## WHAT TO PRODUCE
When a line below contains the word "part", copy that line.

## SOURCE MATERIAL
________

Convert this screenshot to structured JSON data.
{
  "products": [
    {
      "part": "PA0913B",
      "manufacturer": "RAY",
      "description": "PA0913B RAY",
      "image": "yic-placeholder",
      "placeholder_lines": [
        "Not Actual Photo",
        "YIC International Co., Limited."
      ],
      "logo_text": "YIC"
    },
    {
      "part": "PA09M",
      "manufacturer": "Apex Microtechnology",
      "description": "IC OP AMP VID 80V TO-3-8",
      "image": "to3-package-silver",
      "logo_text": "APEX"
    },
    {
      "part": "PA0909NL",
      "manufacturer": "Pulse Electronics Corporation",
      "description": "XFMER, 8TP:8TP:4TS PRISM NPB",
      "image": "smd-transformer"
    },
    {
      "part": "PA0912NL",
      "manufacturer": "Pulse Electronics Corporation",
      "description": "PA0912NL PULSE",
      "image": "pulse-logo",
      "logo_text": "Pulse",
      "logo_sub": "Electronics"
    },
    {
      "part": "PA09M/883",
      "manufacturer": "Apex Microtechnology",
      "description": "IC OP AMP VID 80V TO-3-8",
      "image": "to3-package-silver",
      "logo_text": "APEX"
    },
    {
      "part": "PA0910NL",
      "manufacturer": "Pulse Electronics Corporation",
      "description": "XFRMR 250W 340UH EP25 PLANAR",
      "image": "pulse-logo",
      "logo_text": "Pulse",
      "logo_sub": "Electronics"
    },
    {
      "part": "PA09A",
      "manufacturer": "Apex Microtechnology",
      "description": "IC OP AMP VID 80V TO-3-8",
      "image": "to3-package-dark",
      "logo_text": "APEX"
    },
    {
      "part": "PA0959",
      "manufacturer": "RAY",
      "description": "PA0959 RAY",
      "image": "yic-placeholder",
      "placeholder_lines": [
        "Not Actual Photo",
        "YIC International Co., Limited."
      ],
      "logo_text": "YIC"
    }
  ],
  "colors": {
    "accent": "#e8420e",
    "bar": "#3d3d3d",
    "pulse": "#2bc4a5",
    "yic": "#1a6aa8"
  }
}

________

## WRITTEN RESPONSE
      "part": "PA0913B",
      "part": "PA09M",
      "part": "PA0909NL",
      "part": "PA0912NL",
      "part": "PA09M/883",
      "part": "PA0910NL",
      "part": "PA09A",
      "part": "PA0959",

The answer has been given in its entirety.